Ojibwe Mourning and Burial Relatives of the dead tend to the fire, keeping it continuously lit until the fifth day after death, when they bury the body. They place birch bark matches inside the casket with the body, so that the spirit can use the matches to make fires along its journey to the other world.
What happens when a Native American dies?
The mourners bathe and dress the body in special clothes. The mourners bury the deceased far away from the living area along with the possessions and the tools used to bury the body. If the deceased died in their hogan—home of tree and bark—family members burn it along with any remaining possessions.
Do First Nations believe in reincarnation?
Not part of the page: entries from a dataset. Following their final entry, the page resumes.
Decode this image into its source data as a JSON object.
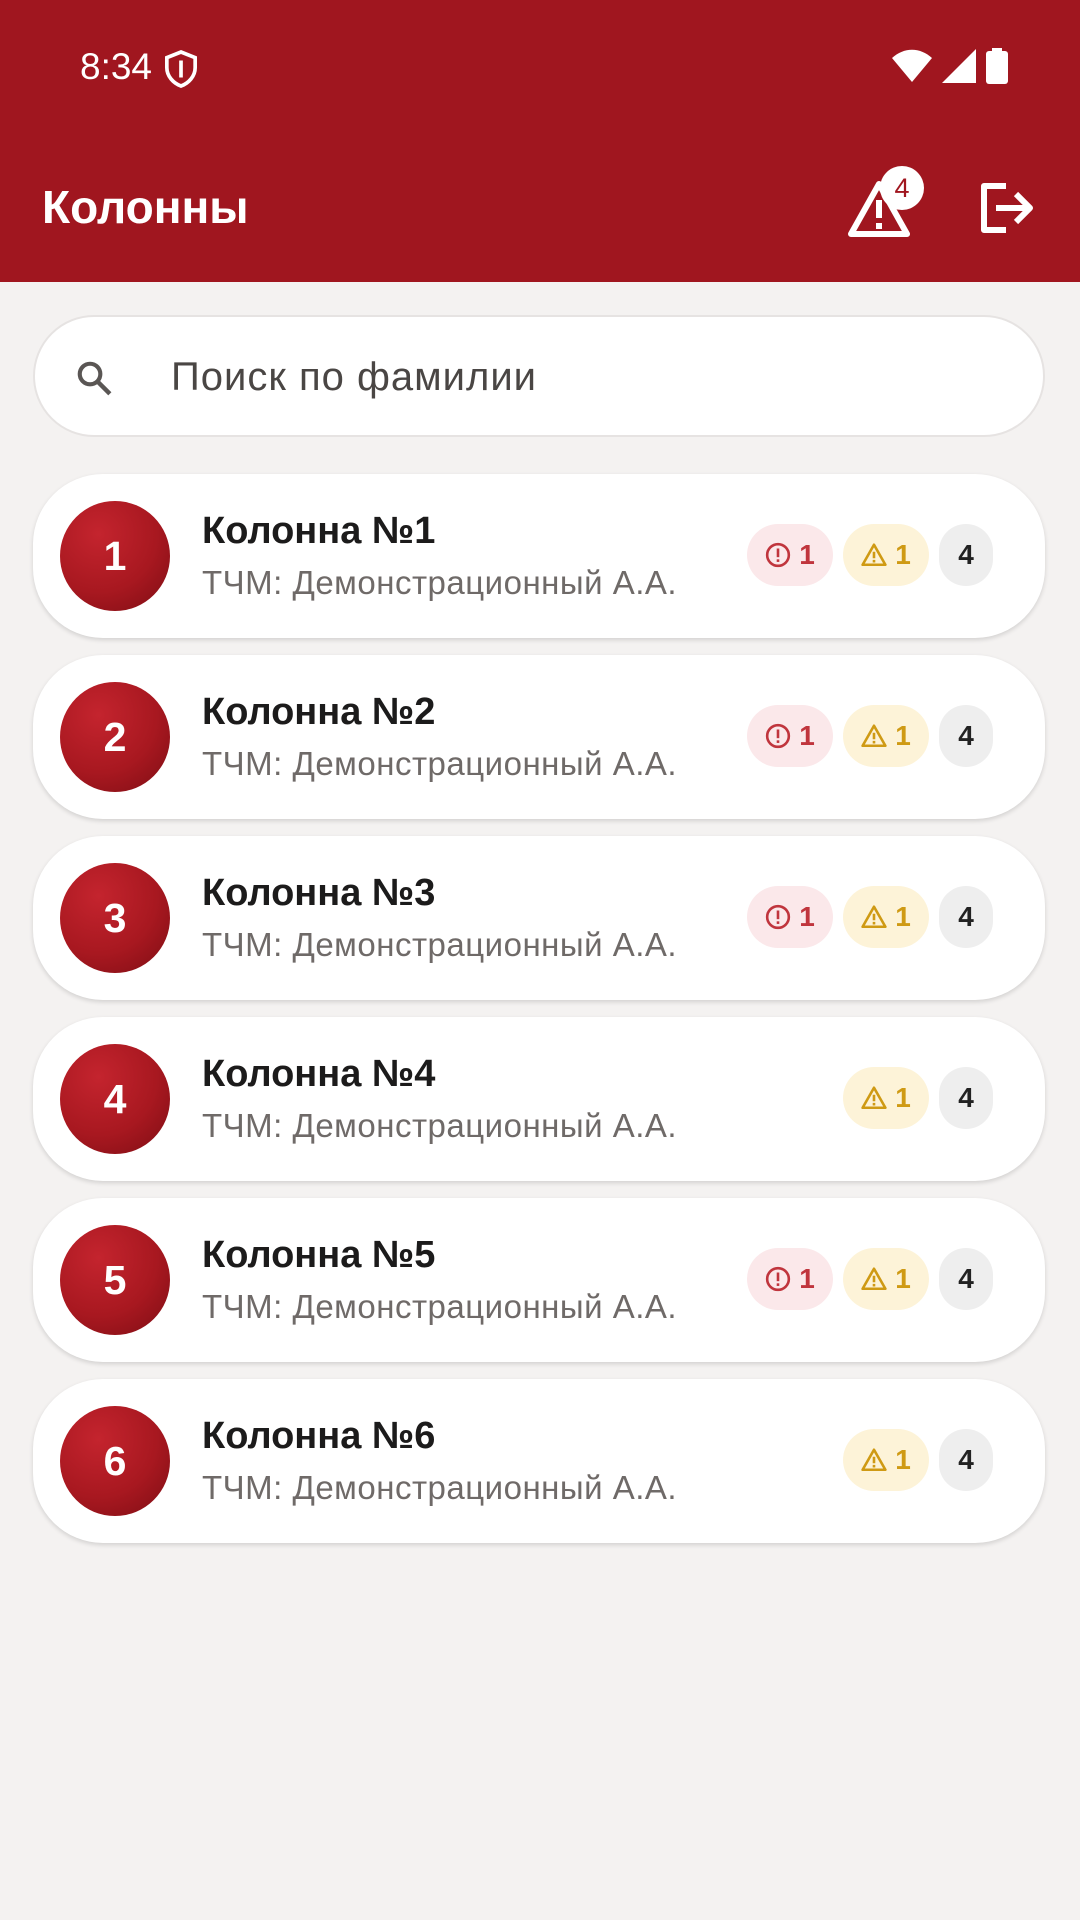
{
  "status_bar": {
    "time": "8:34"
  },
  "app_bar": {
    "title": "Колонны",
    "alerts_count": "4"
  },
  "search": {
    "placeholder": "Поиск по фамилии",
    "value": ""
  },
  "colors": {
    "brand": "#a0161f",
    "error": "#c0353d",
    "warning": "#cf9a14"
  },
  "columns": [
    {
      "number": "1",
      "name": "Колонна №1",
      "tcm": "ТЧМ: Демонстрационный А.А.",
      "errors": "1",
      "warnings": "1",
      "total": "4"
    },
    {
      "number": "2",
      "name": "Колонна №2",
      "tcm": "ТЧМ: Демонстрационный А.А.",
      "errors": "1",
      "warnings": "1",
      "total": "4"
    },
    {
      "number": "3",
      "name": "Колонна №3",
      "tcm": "ТЧМ: Демонстрационный А.А.",
      "errors": "1",
      "warnings": "1",
      "total": "4"
    },
    {
      "number": "4",
      "name": "Колонна №4",
      "tcm": "ТЧМ: Демонстрационный А.А.",
      "errors": null,
      "warnings": "1",
      "total": "4"
    },
    {
      "number": "5",
      "name": "Колонна №5",
      "tcm": "ТЧМ: Демонстрационный А.А.",
      "errors": "1",
      "warnings": "1",
      "total": "4"
    },
    {
      "number": "6",
      "name": "Колонна №6",
      "tcm": "ТЧМ: Демонстрационный А.А.",
      "errors": null,
      "warnings": "1",
      "total": "4"
    }
  ]
}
Reincarnation was a large part of Canadian Aboriginal, as well as Native American afterlife belief, and because the religions are so similar, many thoughts of the afterlife were much the same as each other.
Do natives believe in cremation?
Burning the deceased is considered sacrilege and abhorrent and, therefore, forbidden according to Islam. According to Native American beliefs, a spirit never dies. Most tribes believe that the souls of the dead pass into a spirit world and become part of the spiritual forces that influence every aspect of their lives.
In Navajo religious belief, a chindi ( Navajo: chʼį́įdii) is the ghost left behind after a person dies, believed to leave the body with the deceased’s last breath. It is everything that was bad about the person; the “residue that man has been unable to bring into universal harmony”.
What does the Bible say about cremation?
The Bible does not clearly define about cremation as a means to dispose of the dead. However, there is no scriptural prohibition of cremation in the New Testament. The Bible neither favors nor forbids the process of cremation.